Take It From Me is a recurring feature on "GMA" where we ask celebrities to give advice to their younger selves.
Before political commentator Sally Kohn was named one of the leading progressive voices in America, she recalls falling victim to a bad haircut at the age of 12.
“I mean is that a side mullet? What is that? It's just I think it's some sort of windswept hair but it looks like a side mullet,” Kohn told “GMA” while looking at a photo of her younger self.
“There's a cry for help.”
Kohn has come a long way since then. She's a renowned LGBTQ activist, political commentator on Fox and CNN and now a first-time author.
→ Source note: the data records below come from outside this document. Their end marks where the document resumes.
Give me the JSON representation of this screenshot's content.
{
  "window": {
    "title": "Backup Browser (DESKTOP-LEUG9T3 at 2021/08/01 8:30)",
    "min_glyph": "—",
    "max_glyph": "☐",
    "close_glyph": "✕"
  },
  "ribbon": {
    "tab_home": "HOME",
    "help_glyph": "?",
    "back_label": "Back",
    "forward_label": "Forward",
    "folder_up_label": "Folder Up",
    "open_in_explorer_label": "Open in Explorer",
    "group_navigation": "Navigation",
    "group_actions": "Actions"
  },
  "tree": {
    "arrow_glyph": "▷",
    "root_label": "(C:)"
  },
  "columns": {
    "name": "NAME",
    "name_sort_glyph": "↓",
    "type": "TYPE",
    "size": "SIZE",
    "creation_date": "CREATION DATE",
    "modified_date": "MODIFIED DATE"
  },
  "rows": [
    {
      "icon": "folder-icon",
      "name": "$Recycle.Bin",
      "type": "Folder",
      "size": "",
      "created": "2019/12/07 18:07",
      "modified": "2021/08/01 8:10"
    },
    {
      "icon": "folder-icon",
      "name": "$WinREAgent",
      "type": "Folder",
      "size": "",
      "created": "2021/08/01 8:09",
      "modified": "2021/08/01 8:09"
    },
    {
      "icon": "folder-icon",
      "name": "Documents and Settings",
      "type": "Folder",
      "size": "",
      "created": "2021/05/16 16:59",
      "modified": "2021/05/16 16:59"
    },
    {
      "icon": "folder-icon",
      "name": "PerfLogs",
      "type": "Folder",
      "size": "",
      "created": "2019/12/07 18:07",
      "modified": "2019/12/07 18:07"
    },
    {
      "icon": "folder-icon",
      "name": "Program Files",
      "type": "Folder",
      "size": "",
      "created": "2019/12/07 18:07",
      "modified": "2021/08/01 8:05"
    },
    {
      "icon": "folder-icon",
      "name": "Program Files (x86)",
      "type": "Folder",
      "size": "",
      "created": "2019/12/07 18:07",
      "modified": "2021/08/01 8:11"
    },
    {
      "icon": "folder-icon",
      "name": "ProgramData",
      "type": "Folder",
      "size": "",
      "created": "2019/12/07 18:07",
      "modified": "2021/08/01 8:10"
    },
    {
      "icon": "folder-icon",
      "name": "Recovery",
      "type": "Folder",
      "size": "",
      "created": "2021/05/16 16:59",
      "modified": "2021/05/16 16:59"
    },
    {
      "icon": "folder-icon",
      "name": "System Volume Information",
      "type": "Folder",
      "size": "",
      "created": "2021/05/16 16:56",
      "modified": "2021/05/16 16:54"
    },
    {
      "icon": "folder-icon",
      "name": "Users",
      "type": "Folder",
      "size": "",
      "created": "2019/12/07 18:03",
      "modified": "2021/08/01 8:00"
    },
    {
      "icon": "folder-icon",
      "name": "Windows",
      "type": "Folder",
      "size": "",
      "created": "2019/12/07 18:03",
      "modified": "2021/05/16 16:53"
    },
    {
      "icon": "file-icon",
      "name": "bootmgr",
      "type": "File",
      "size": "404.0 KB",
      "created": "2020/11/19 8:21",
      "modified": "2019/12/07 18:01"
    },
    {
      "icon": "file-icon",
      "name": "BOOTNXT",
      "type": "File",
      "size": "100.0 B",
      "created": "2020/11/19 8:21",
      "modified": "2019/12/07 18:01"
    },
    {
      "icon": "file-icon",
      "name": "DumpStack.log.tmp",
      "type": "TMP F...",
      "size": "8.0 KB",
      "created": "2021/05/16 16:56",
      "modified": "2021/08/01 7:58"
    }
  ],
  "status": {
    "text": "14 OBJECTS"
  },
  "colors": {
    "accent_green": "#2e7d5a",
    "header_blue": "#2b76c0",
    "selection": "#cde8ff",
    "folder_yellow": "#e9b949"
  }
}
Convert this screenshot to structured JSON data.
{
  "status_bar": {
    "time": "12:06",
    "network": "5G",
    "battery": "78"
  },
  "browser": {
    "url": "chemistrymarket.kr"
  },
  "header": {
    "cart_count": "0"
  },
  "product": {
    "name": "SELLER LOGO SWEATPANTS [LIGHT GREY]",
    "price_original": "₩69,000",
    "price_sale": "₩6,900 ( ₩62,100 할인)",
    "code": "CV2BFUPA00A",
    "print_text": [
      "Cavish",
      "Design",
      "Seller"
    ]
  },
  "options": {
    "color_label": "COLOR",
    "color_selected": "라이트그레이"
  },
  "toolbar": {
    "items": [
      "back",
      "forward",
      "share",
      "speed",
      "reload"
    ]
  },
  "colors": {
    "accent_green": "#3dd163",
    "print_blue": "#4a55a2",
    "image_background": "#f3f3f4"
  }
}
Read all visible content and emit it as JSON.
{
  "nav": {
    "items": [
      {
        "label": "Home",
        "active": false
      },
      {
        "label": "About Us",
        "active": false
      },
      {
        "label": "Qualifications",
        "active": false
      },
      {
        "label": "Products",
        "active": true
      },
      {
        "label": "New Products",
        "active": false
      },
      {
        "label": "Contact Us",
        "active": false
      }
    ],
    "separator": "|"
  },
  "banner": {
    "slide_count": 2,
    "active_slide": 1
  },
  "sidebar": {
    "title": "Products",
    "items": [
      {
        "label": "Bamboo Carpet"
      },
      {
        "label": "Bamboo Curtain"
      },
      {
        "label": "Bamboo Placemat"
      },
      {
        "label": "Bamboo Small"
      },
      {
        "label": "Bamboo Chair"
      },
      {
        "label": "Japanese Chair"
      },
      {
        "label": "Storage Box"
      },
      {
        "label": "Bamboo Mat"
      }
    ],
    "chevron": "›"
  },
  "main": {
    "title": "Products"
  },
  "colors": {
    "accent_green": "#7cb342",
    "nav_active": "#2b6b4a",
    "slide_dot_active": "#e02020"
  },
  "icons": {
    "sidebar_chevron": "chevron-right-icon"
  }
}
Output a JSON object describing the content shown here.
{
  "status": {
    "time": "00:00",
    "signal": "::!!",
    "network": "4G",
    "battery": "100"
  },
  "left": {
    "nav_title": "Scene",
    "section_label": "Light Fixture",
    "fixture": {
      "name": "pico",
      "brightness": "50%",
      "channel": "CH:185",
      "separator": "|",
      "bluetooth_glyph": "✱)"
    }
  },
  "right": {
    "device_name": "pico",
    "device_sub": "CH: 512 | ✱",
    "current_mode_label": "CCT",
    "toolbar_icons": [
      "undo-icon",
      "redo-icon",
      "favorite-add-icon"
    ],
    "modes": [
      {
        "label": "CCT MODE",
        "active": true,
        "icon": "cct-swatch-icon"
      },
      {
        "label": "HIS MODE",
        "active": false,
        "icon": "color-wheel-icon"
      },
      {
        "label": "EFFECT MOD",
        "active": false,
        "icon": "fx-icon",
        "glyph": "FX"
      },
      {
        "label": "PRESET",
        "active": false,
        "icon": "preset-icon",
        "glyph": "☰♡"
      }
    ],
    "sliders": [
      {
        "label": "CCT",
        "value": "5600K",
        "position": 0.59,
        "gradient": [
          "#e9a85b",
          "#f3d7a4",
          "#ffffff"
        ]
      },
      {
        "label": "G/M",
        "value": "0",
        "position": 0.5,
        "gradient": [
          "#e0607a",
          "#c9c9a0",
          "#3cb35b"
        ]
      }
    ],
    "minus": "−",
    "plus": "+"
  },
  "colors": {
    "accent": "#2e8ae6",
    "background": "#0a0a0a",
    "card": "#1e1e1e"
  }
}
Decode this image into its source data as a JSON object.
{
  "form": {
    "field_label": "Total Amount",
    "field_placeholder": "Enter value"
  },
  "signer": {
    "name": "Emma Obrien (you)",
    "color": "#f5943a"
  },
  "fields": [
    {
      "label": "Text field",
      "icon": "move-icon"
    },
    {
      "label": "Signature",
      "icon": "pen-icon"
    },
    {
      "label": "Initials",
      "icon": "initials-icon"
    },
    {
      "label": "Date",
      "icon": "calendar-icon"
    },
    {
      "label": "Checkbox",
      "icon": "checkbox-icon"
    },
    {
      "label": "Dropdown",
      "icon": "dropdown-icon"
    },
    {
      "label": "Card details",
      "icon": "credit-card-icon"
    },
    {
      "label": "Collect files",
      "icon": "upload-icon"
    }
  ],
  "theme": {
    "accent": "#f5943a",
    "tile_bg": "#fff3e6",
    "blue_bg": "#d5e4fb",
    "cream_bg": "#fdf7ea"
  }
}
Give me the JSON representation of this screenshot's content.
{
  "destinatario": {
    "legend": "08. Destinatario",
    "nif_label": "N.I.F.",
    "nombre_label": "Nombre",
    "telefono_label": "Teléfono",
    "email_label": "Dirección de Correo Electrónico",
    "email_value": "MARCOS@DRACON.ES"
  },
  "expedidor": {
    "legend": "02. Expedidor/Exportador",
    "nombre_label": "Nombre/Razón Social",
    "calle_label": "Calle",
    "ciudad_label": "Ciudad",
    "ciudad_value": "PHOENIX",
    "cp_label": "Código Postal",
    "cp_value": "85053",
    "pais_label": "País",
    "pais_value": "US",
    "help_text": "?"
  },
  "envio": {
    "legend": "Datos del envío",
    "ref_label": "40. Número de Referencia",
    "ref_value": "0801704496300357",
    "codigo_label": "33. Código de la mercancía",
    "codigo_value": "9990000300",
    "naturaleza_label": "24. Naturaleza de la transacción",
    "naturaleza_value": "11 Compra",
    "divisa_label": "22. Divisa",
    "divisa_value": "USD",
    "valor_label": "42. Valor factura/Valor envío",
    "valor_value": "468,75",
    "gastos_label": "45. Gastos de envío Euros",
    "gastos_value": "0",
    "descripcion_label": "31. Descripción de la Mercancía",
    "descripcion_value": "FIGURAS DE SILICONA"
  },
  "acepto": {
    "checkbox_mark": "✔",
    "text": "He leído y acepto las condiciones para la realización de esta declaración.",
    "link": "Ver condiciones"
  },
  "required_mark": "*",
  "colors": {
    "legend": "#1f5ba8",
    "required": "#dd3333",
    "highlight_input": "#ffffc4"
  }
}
"When you really stop and think about it ... our world has changed [so much] in such a relatively short time that I can be openly gay, be on TV, be writing, have a career and have a partner and a kid and travel the world and be out and comfortable," she said.
Kohn makes her authorial debut with "The Opposite of Hate," a book that's all about practicing "emotional correctness," which pushes past political correctness to try to find real connection with those from those across the political spectrum with opposing viewpoints.
“We talk about people as either all good or all bad," she said. "You can hate things people say but we don't hate people. All people have the capacity to do good things and do bad things and it's the choice we make.”
Kohn looked back at some key moments of her life -- from first apartments and bad perms to law school and family trips -- with "GMA" and shared advice to her younger self. This is what she had to say about these moments from her past.
1. Make your parents take more pictures of you.
“Boy do I look gay,” laughs Kohn. “That is one lesbian right there at age two and a half. So take it from me, you know early.”
Parents should take more pictures of you as a kid because "that's probably your peak of visually adorableness,” Kohn told "GMA."
“”Get attention through affection not through aggression
2. Don't be such a jerk.
“Don't judge a book by its cover because that was around the age that I started being a real bully and tormenting the other kids in the neighborhood,” Kohn said of her 6-year-old self.
“My advice to my younger self would be don't be such a jerk. Man I wish I could go back and tell that kid to find ways to be kind and to you know get attention through affection not through aggression.”
3. Do not get a perm.
“I am in fact wearing a Bullwinkle T-shirt,” laughs Kohn. “Now I don't think a perm is ever a good idea. But if you're, like, a 6’1 Jewish girl with already thick curly hair, I think a perm is some form of, I don't know, self-loathing.”
Kohn notes that her mom, featured on the left, looks great.
4. Enjoy being yourself.
“Look, she's finally gay, folks! And look how happy she is,” Kohn says of a photo of herself and high school sweetheart.
“We stayed together for nine years and this is while I was in law school.”
The picture features Kohn and her ex painting their first apartment together.
“That's what everyone should get to feel in life, to feel fully in themselves and content and pleased.”
5. Make good choices moment to moment.
“Okay, so next up we have the Von Trapp Family Singers,” says Kohn, looking at a family photo of herself, her partner Sarah and her 9-year-old daughter, Willa. “We bought some lederhosen with some friends and family and we wore them just to make them laugh and think made ourselves laugh. I love my family.”
When it comes to parenting, Kohn doesn’t want her daughter to make some of the same mistakes she did as a child.
“We say in our family, we don't hate people, you can hate things that people do. You can hate things people say but we don't hate people. All people have the capacity to do good things and do bad things and it's the choice we make. Moment to moment.”